David said he pegged bonuses to dealership scores on customer satisfaction and service satisfaction instead of on sales growth and gross. He knew from working at the dealership that customers would sometimes complain about cars with blemishes or other issues.
That was going to change. In one of his first acts as CEO, David called an all-employee meeting and told them he wanted them all to stay, but they had to buy into his vision. Vendors to the dealer received a similar message a few days later.
David's youthful exuberance led to a marketing coup. He shocked some Lamborghini and exotic-car enthusiasts by commissioning a South Florida graffiti artist to paint a pearl white $255,000 Lamborghini Gallardo with a Sharpie pen.
The Sharpie Lamborghini went viral on the Internet and made famous David's personal ride around Miami.
Don Stephenson, director of Audi of America Inc.'s Southern region, said David surrounded himself with skilled people in his father's organization.
"I give Brett credit. He knew he had a good team and good processes in place, and he let them move ahead," said Stephenson, who worked with Irv David as well.
Growth has come from a combination of a hot South Florida market for luxury vehicles, Prestige Imports' strong organization and attractive Audi vehicles. "That adds up to successful dealer," he said.
David also has been moving Prestige Imports away from traditional media to a greater emphasis on Internet sales, social media and events marketing.
The dealership likes to display cars outside hotels and art galleries to show how they fit with the South Florida lifestyle. "I want to get our logo out there," David said.
Among other changes he instituted was a call program that quoted a final vehicle price to customers for 24 hours.
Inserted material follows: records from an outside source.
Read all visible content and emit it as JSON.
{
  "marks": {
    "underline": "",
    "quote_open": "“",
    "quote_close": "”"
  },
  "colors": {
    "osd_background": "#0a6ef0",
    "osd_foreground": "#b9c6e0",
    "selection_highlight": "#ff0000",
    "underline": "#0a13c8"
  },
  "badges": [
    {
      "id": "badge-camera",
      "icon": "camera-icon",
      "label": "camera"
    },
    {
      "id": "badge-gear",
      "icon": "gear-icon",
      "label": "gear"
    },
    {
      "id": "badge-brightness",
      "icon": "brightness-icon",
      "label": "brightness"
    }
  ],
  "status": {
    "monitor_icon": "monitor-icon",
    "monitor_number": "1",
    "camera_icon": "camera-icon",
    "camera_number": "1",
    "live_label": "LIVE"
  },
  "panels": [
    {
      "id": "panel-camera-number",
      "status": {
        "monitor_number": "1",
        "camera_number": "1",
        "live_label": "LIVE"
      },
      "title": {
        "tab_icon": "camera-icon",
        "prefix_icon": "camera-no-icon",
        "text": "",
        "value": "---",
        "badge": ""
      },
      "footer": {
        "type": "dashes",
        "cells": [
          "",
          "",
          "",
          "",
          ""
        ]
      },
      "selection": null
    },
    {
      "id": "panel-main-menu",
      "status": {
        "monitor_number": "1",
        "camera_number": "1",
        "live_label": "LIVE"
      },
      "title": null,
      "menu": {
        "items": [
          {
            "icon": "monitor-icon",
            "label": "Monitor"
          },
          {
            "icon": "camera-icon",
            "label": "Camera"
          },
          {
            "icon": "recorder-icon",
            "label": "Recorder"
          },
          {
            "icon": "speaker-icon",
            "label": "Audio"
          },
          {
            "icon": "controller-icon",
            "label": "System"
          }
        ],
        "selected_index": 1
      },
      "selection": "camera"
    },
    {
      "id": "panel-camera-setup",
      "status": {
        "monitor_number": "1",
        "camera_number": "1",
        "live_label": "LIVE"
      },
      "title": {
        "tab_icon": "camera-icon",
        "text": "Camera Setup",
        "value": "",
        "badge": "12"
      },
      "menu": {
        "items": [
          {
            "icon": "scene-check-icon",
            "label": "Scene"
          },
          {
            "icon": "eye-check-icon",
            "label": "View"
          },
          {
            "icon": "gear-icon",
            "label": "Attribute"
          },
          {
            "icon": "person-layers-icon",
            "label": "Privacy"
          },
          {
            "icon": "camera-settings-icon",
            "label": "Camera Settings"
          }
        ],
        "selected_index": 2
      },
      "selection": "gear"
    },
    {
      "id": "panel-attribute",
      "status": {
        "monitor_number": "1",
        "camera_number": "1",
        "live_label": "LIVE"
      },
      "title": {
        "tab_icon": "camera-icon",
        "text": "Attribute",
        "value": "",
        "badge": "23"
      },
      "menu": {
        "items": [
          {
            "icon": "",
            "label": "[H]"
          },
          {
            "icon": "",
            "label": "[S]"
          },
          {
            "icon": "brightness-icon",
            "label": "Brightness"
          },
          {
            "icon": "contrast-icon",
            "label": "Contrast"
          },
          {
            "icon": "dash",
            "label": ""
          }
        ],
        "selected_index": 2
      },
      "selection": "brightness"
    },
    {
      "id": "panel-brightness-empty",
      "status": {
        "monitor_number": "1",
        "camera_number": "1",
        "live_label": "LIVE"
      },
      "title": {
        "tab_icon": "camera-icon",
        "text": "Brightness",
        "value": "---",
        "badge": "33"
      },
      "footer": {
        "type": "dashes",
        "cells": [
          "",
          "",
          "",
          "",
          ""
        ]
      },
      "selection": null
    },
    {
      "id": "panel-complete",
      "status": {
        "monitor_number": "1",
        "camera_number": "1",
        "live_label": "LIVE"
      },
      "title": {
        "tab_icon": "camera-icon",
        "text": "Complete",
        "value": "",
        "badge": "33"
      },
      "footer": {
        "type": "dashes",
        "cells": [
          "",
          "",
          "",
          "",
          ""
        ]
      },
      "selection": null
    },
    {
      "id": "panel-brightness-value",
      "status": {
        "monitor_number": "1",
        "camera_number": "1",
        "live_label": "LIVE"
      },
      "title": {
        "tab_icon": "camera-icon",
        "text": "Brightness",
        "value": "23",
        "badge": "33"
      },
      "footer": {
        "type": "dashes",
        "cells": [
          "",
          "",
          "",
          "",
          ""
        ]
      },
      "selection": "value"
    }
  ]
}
And he expanded his Audi loaner fleet from 10 vehicles to 30 so any service customer would have a loaner, he said.
One thing David is not is shy. Just days after Irv David relented and allowed 17-year-old Brett to begin selling cars at the dealership after school, Brett found himself at a local gas station, where music star Missy Elliot was trying to start a stalled Lamborghini.
He invited her to come to the store to look for a new ride. A few days later, she bought the first Lamborghini he ever sold. He said she remains a good customer.
David said he learned much from his father, but they frequently failed to see eye-to-eye, especially over Brett's desire to start working at a young age.
At age 15, Brett started selling custom rims and wheels to Prestige customers behind the old man's back because Irv David refused to accessorize the already beautiful exotics.
Brett operated a tidy little business for a couple of years called 305 Imports until Irv caught him one day. A delivery man who couldn't get parts into the back of the store where Brett was processing them came around to the front of the store and left them there.
Irv was not amused, especially since two dealership employees were moonlighting to provide service to the son's customers.
But after cooling off, Irv David said Brett could start selling cars after school if he sold the accessory business. Brett David said he sold the operation, complete with a Web site, for $40,000.
As Brett David will admit, not everything he has touched has turned to gold.
In the teeth of the recession, he went ahead with construction of a Lamborghini store in Palm Beach that his father had planned. The building alone cost $5 million.
But he was subsequently worn out by the sales slump and the strain of constantly driving the 90 minutes to the store from Miami to oversee operations.
He said the pressure landed him a short stay in the hospital for exhaustion, during which he decided to cut bait. He sold the dealership a year ago.
While he skipped college to work at his dad's store, the Palm Beach struggle perhaps gave him a more meaningful education.
He said: "It cost me a helluva lot more than college would have."
By David Barkholz- Automotive News